The turning of the year represents a time of change for many people whose money worries are likely to grow with the recent VAT hike and the astronomical cost of fuel, public sector cuts and the poorly performing economy. What is sure is a career change into a job that increases your job security and salary, whilst giving you more time to spend with your families or simply enjoying yourselves cannot be a bad thing. That’s where the specialist and comprehensive trades training provided by Access Training can help ensure you make your New Year’s resolution a reality.
If your resolution is to lose weight, then we’re sorry, it’s not really our field. However, we do have a field at the back of our state of the art training centre where you can run around until your heart’s content. It is worth noting that 54% of people didn’t believe their resolution would make it past the end of January!

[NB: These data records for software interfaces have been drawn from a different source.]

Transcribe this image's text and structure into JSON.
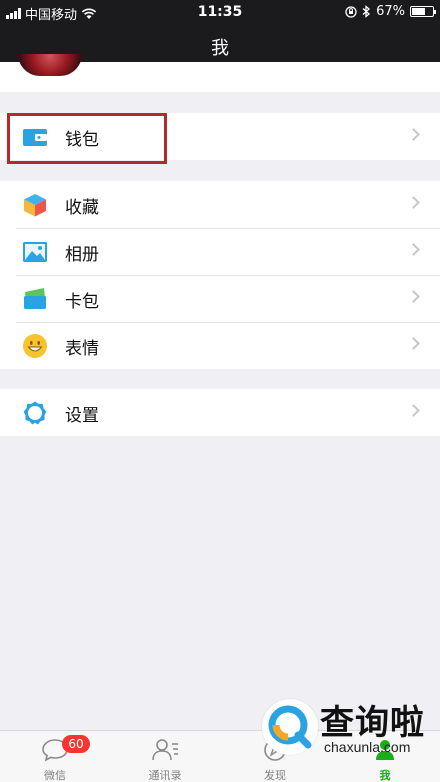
{
  "status_bar": {
    "carrier": "中国移动",
    "time": "11:35",
    "battery": "67%",
    "battery_level": 0.67,
    "icons": [
      "signal-icon",
      "wifi-icon",
      "orientation-lock-icon",
      "bluetooth-icon",
      "battery-icon"
    ]
  },
  "nav": {
    "title": "我"
  },
  "menu": {
    "wallet": {
      "label": "钱包",
      "icon": "wallet-icon",
      "icon_color": "#2aa3e3"
    },
    "group2": [
      {
        "label": "收藏",
        "icon": "favorites-cube-icon"
      },
      {
        "label": "相册",
        "icon": "album-icon"
      },
      {
        "label": "卡包",
        "icon": "card-pack-icon"
      },
      {
        "label": "表情",
        "icon": "sticker-smiley-icon"
      }
    ],
    "settings": {
      "label": "设置",
      "icon": "settings-gear-icon",
      "icon_color": "#2aa3e3"
    }
  },
  "tabbar": {
    "tabs": [
      {
        "label": "微信",
        "icon": "chat-icon",
        "badge": "60"
      },
      {
        "label": "通讯录",
        "icon": "contacts-icon"
      },
      {
        "label": "发现",
        "icon": "discover-icon"
      },
      {
        "label": "我",
        "icon": "me-icon",
        "active": true
      }
    ],
    "active_color": "#1aad19"
  },
  "watermark": {
    "main": "查询啦",
    "sub": "chaxunla.com"
  }
}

So above all, health, fitness and money matters come top of the New Year’s resolution list. And there is a way to accomplish these in one fell swoop, call us at Access Training and see how we can offer you trades training for a career which will change your life for the better.
Oscar Wilde - "Good resolutions are simply checks that men draw on a bank where they have no account"